=== INSTRUCTIONS TO FOLLOW ===
All of the entries are to be repeated exactly, with no pictures included.
#### DATA FOR THE TASK
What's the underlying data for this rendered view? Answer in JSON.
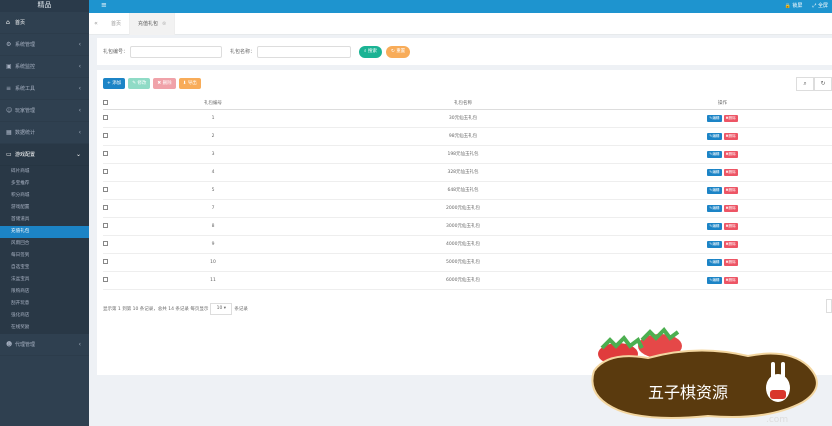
{
  "app": {
    "logo": "精品"
  },
  "topbar": {
    "menu_icon": "hamburger-icon",
    "lock_label": "锁屏",
    "fullscreen_label": "全屏"
  },
  "sidebar": {
    "items": [
      {
        "label": "首页",
        "icon": "home-icon"
      },
      {
        "label": "系统管理",
        "icon": "gear-icon"
      },
      {
        "label": "系统监控",
        "icon": "video-icon"
      },
      {
        "label": "系统工具",
        "icon": "bars-icon"
      },
      {
        "label": "玩家管理",
        "icon": "user-icon"
      },
      {
        "label": "数据统计",
        "icon": "chart-icon"
      },
      {
        "label": "游戏配置",
        "icon": "monitor-icon"
      }
    ],
    "submenu": [
      "碎片商城",
      "多宝推荐",
      "积分商城",
      "游戏配置",
      "首储道具",
      "充值礼包",
      "风雨回合",
      "每日签到",
      "自选宝宝",
      "法盆宝具",
      "限购商店",
      "刮开玩意",
      "强化商店",
      "在线奖励"
    ],
    "bottom_item": {
      "label": "代理管理",
      "icon": "users-icon"
    }
  },
  "tabs": {
    "home": "首页",
    "active": "充值礼包"
  },
  "search": {
    "id_label": "礼包编号：",
    "name_label": "礼包名称：",
    "search_btn": "搜索",
    "reset_btn": "重置"
  },
  "toolbar": {
    "add": "添加",
    "edit": "修改",
    "delete": "删除",
    "export": "导出"
  },
  "table": {
    "headers": [
      "礼包编号",
      "礼包名称",
      "操作"
    ],
    "edit_label": "编辑",
    "delete_label": "删除",
    "rows": [
      {
        "id": "1",
        "name": "30元仙玉礼包"
      },
      {
        "id": "2",
        "name": "98元仙玉礼包"
      },
      {
        "id": "3",
        "name": "198元仙玉礼包"
      },
      {
        "id": "4",
        "name": "328元仙玉礼包"
      },
      {
        "id": "5",
        "name": "648元仙玉礼包"
      },
      {
        "id": "7",
        "name": "2000元仙玉礼包"
      },
      {
        "id": "8",
        "name": "3000元仙玉礼包"
      },
      {
        "id": "9",
        "name": "4000元仙玉礼包"
      },
      {
        "id": "10",
        "name": "5000元仙玉礼包"
      },
      {
        "id": "11",
        "name": "6000元仙玉礼包"
      }
    ]
  },
  "pager": {
    "summary": "显示第 1 到第 10 条记录，总共 14 条记录 每页显示",
    "size": "10",
    "suffix": "条记录"
  },
  "watermark": {
    "text": "五子棋资源",
    "domain": ".com"
  },
  "colors": {
    "sidebar": "#2f4050",
    "topbar": "#1e94cf",
    "accent": "#1c84c6",
    "danger": "#ed5565",
    "success": "#1ab394",
    "warning": "#f8ac59"
  }
}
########
=== REPLY TO THE TASK ===
What's the underlying data for this rendered view? Answer in JSON.
{
  "app": {
    "logo": "精品"
  },
  "topbar": {
    "menu_icon": "hamburger-icon",
    "lock_label": "锁屏",
    "fullscreen_label": "全屏"
  },
  "sidebar": {
    "items": [
      {
        "label": "首页",
        "icon": "home-icon"
      },
      {
        "label": "系统管理",
        "icon": "gear-icon"
      },
      {
        "label": "系统监控",
        "icon": "video-icon"
      },
      {
        "label": "系统工具",
        "icon": "bars-icon"
      },
      {
        "label": "玩家管理",
        "icon": "user-icon"
      },
      {
        "label": "数据统计",
        "icon": "chart-icon"
      },
      {
        "label": "游戏配置",
        "icon": "monitor-icon"
      }
    ],
    "submenu": [
      "碎片商城",
      "多宝推荐",
      "积分商城",
      "游戏配置",
      "首储道具",
      "充值礼包",
      "风雨回合",
      "每日签到",
      "自选宝宝",
      "法盆宝具",
      "限购商店",
      "刮开玩意",
      "强化商店",
      "在线奖励"
    ],
    "bottom_item": {
      "label": "代理管理",
      "icon": "users-icon"
    }
  },
  "tabs": {
    "home": "首页",
    "active": "充值礼包"
  },
  "search": {
    "id_label": "礼包编号：",
    "name_label": "礼包名称：",
    "search_btn": "搜索",
    "reset_btn": "重置"
  },
  "toolbar": {
    "add": "添加",
    "edit": "修改",
    "delete": "删除",
    "export": "导出"
  },
  "table": {
    "headers": [
      "礼包编号",
      "礼包名称",
      "操作"
    ],
    "edit_label": "编辑",
    "delete_label": "删除",
    "rows": [
      {
        "id": "1",
        "name": "30元仙玉礼包"
      },
      {
        "id": "2",
        "name": "98元仙玉礼包"
      },
      {
        "id": "3",
        "name": "198元仙玉礼包"
      },
      {
        "id": "4",
        "name": "328元仙玉礼包"
      },
      {
        "id": "5",
        "name": "648元仙玉礼包"
      },
      {
        "id": "7",
        "name": "2000元仙玉礼包"
      },
      {
        "id": "8",
        "name": "3000元仙玉礼包"
      },
      {
        "id": "9",
        "name": "4000元仙玉礼包"
      },
      {
        "id": "10",
        "name": "5000元仙玉礼包"
      },
      {
        "id": "11",
        "name": "6000元仙玉礼包"
      }
    ]
  },
  "pager": {
    "summary": "显示第 1 到第 10 条记录，总共 14 条记录 每页显示",
    "size": "10",
    "suffix": "条记录"
  },
  "watermark": {
    "text": "五子棋资源",
    "domain": ".com"
  },
  "colors": {
    "sidebar": "#2f4050",
    "topbar": "#1e94cf",
    "accent": "#1c84c6",
    "danger": "#ed5565",
    "success": "#1ab394",
    "warning": "#f8ac59"
  }
}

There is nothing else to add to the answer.